The English Shakespeare Company is back, with all its raw innovation. In case there is any doubt, And-rew Jarvis has even had Richard III's double-breasted pin-stripe of a decade ago dry-cleaned to do service for Theseus in this A Midsummer Night's Dream from the design-direction partnership of Phelim McDermott and Julian Crouch.
But this is not a make-do-and-mend Dream. Characteristically, as part of the ESC's new manifestation (three years after it ceased touring) as the National Children's Touring Theatre, it is a minimalist production, a dark Dream which borders on nightmare at times, but with invention which testifies to ESC artistic director Michael Bogdanov's belief that you can never wear Shakespeare out.
Jarvis's Duke starts off as a Mafia don, but settles down to a less shifty chairman of the board as the deviousness of his other role, Oberon, takes over the sinister persona. The counterpoint is Julian Bleach's Puck - or is it Igor, as he scutters about bent almost horizontal, all knees and elbows? And the action seems to pivot around this relationship rather than that of Oberon and Titania - we never see a Changeling Boy, a red herring, in this version. The fairy queen and Hippolyta are doubled by Claire Benedict, whose defiance of TheseusOberon scarcely surfaces as her tall frame glides gracefully about the stage.
The Rude Mechanicals are also the Fairies, not this time leaping around in dancing pumps or dangling on the ends of wires, but alarmingly swaying about on different height stilts, which somehow gives the same hovering impression. And these six, led by Malcolm Scate's gloriously over-the-top but perfectly timed Bottom, make the most of Shakespeare's farce at its best.
The designersdirectors have cottoned on to the fact that Bottom wants to do everything, and he is a weaver: therefore, he is likely to want to make all the costumes too, including the beards and wigs, in the material he knows best, so that the final play is bedecked in ludicrous basketry which makes for irresistible slap-stick.
But this is the Sellotape Dream.

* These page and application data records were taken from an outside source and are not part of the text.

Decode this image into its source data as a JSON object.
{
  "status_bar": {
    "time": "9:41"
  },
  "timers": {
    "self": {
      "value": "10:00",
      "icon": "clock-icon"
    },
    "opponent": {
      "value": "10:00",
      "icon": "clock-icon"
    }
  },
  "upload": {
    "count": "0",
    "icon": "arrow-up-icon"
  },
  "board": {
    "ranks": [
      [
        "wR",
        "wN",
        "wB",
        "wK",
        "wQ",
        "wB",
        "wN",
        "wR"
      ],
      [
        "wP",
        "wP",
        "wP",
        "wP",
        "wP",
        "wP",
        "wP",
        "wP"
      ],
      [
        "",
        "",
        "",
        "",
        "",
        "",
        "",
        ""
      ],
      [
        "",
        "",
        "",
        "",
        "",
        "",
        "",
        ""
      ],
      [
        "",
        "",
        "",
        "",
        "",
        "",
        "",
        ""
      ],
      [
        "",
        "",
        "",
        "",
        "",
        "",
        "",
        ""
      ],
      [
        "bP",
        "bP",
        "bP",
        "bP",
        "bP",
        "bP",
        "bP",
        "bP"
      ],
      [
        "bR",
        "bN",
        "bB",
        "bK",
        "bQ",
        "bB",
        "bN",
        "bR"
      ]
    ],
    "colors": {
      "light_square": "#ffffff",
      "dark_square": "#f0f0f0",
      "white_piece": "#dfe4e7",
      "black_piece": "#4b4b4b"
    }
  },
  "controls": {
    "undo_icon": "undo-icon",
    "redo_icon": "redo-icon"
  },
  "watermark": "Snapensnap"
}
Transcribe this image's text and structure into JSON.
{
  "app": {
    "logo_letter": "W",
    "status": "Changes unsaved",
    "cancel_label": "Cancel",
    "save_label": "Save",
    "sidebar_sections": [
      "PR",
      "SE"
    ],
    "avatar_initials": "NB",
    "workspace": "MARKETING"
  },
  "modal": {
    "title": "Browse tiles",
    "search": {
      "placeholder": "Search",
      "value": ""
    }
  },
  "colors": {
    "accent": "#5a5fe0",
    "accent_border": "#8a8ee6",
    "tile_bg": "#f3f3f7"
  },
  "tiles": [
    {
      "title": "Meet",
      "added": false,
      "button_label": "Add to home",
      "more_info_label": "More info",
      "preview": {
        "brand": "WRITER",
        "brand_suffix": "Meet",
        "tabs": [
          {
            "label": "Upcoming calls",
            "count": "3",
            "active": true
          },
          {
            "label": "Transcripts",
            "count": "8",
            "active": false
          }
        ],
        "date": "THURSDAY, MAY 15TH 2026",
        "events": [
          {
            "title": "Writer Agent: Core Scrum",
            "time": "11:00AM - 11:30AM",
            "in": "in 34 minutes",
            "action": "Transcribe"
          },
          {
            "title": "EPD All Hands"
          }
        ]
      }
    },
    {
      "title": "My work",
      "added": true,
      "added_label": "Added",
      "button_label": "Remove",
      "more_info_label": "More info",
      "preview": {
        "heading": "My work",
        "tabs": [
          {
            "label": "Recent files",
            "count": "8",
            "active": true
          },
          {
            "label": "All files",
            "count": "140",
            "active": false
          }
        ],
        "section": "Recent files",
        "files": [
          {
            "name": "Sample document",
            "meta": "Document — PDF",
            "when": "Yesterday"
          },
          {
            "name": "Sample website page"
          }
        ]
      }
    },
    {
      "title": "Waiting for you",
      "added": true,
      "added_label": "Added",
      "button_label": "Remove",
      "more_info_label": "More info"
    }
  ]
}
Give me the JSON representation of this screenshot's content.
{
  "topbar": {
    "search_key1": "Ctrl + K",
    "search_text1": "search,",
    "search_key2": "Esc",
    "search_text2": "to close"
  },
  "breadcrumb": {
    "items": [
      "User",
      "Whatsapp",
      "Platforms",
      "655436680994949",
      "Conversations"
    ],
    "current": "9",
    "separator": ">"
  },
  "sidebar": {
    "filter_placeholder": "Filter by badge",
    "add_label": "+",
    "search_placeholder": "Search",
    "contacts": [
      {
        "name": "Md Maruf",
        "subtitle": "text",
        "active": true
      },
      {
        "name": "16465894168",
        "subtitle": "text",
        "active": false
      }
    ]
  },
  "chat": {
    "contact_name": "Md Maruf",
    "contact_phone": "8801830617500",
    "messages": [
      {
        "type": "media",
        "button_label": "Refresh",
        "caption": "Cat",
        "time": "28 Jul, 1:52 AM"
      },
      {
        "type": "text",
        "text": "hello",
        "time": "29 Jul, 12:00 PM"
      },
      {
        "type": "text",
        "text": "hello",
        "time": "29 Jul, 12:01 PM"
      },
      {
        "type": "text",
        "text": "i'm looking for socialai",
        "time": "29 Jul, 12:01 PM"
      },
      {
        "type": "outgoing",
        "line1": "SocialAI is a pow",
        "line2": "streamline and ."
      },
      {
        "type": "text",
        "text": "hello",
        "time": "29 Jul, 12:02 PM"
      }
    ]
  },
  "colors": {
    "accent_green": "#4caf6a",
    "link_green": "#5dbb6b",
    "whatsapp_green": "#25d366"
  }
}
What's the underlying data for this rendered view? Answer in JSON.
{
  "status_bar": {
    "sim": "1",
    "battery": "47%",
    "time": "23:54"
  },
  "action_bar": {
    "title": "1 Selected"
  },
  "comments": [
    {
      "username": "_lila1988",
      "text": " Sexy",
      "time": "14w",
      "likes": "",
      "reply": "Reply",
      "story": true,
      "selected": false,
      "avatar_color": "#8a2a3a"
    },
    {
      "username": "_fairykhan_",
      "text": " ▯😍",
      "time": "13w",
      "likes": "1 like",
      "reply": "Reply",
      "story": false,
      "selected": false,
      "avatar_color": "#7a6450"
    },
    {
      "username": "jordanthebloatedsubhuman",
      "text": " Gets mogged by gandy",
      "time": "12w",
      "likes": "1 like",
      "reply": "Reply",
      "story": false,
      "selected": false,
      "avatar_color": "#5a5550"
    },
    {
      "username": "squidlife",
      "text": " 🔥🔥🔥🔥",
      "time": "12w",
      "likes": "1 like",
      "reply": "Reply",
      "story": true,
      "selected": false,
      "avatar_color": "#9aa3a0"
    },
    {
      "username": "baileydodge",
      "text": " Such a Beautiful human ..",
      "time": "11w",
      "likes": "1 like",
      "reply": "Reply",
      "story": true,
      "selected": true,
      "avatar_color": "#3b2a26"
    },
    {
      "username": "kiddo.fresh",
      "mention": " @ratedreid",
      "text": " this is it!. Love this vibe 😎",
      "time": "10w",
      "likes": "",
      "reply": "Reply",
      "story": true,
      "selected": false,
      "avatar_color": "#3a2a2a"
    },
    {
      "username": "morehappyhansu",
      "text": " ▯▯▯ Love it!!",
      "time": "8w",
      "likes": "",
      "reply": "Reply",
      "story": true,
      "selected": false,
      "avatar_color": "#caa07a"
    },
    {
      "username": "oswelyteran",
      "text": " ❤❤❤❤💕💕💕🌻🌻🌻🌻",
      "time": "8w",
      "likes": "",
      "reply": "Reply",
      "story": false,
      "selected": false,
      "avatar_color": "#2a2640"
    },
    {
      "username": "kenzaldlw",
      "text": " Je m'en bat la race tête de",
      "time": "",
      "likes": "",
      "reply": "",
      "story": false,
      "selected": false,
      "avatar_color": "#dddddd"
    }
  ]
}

The opening scene is Theseus's palace, signified by empty picture frames hanging in mid-air which in a twinkling become the framework of the forest, with ankle catching brambles and sight obscuring branches represented by the sticky tape which the cast pull endlessly from rolls attached to the frames.
From it, the fairies weave a bank where the wild thyme blows, Bottom's ass's head is partly wound out of it. If this is a children's production, there are no obvious concessions to a youthful audience. The lines are delivered clearly but not unduly deliberately, and the action moves easily with the natural dynamic of the story line with no forced simplicity.
Touring with Michael Bogdanov's adaptation of Beowulf: His Majesty's, Aberdeen (until tomorrow); the Grand, Leeds (March 31-April 5); the Theatre Royal, Nottingham (April 14-19); the Congress, Eastbourne (April 21-26); the New Theatre, Hull (April 28-May 3); the Hexagon, Reading (May 5-10); the Marlowe, Canterbury (May 12-17); the Grand, Blackpool (May 19-24); the Derngate, Northampton (June 2-7); the New Victoria, Woking (June 9-14); the Theatre Royal Newcastle (June 16-21).